A library in Holland is lending out people, as well as books, in a new initiative aimed at challenging stereotypes.I have been for many years, and still am, a member of a few libraries like the Mumbai University Library and British Council Library (BCL) in Mumbai. Going by my experiences with these two venerable institutions in Mumbai, I wonder how this "People loaning" system is supposed to work (I am assuming that the report is true).
People can borrow gay people, gipsies and Muslims for an hour and talk to them about their lives, [. . .]
- Like the BCL, would library members willing to avail of the "new facilities," have to pay extra and upgrade now to a "Books, CD, DVD, and People" membership?
- Will the "New Additions" section now display people too?
- Are these new additions to the library going to be indexed, bar coded and color-tagged?
- Can library members quickly browse through a few people before borrowing one?
- Can I, like in the Mumbai University Library and in the BCL, fill a "demand slip" for a particular person that I particularly want to look up?
- When a person is loaned, will the library staff stamp the return time on the person?
- What kind of penalties and fines will any defaulters attract for not returning the borrowed people on time?
- Like in most libraries and with books, is there a "reference only" section -- people who cannot be taken out of the library?.
- The British Council Library stamps some of its books with the message, "Please check all the pages on return." Some books have the message, "A serious view will be taken if this book is mutilated." Is the public library in Almelo thinking of stamping their loanable people with similar messages?

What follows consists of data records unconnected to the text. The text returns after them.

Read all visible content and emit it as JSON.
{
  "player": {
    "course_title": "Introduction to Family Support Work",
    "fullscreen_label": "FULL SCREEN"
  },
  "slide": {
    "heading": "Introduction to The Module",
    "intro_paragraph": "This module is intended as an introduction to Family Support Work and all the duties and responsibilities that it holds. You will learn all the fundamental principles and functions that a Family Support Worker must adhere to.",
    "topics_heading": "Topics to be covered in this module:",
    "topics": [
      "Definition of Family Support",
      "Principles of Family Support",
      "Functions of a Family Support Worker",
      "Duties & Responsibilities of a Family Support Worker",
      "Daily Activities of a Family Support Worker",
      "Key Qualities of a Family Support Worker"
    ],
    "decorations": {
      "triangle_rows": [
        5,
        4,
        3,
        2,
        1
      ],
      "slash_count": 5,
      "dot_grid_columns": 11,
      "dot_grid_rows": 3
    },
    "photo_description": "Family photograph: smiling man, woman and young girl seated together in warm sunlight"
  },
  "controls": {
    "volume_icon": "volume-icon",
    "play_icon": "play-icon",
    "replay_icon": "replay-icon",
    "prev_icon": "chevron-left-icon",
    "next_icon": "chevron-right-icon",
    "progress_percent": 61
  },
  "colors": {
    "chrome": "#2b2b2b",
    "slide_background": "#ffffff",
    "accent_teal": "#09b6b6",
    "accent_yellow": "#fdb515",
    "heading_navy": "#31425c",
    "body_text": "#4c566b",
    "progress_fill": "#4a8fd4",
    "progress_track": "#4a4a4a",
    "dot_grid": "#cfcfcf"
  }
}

- Will Gays be loaned to other Gays?
- Is their a separate "Children's Section?" And if there is a Children's Section, will Michael Jackson be ever allowed to offer himself to be loaned?
- When will some of these people be taken off the shelves and put in the "withdrawn" section?
- Can library members buy the "withdrawn people" at reduced rates?
I also wonder, how it'll work with the people who are going to be borrowed? Won't they get bored and irritated answering more or less the same questions over and over again? Imagine such a library in India. A South-Indian: "No, no, Tamilians are different from Mallus who are different from Kannadigas. Yes, we have more dishes than Idli-smabhar. Not all mallus are communists." A Sikh: "We eat more than sarson da Saag and makke ke roti. No, no, not everyone of us speaks like Navjot Singh Siddhu." A Maharashtrian: "You heard me right, I actually hate Bal Thackeray. And no, "Chaila" and "tujya aaila" are not mandatory in every sentence. "
All said and done, most stereotypes and biases are born out of a lack of knowledge and awareness. A person to person contact of even an hour goes in a long way (compared to a book or anything else for that matter) in reducing prejudices.
I am just not sure if the Almelo library's interesting experiment is the right way to go about it.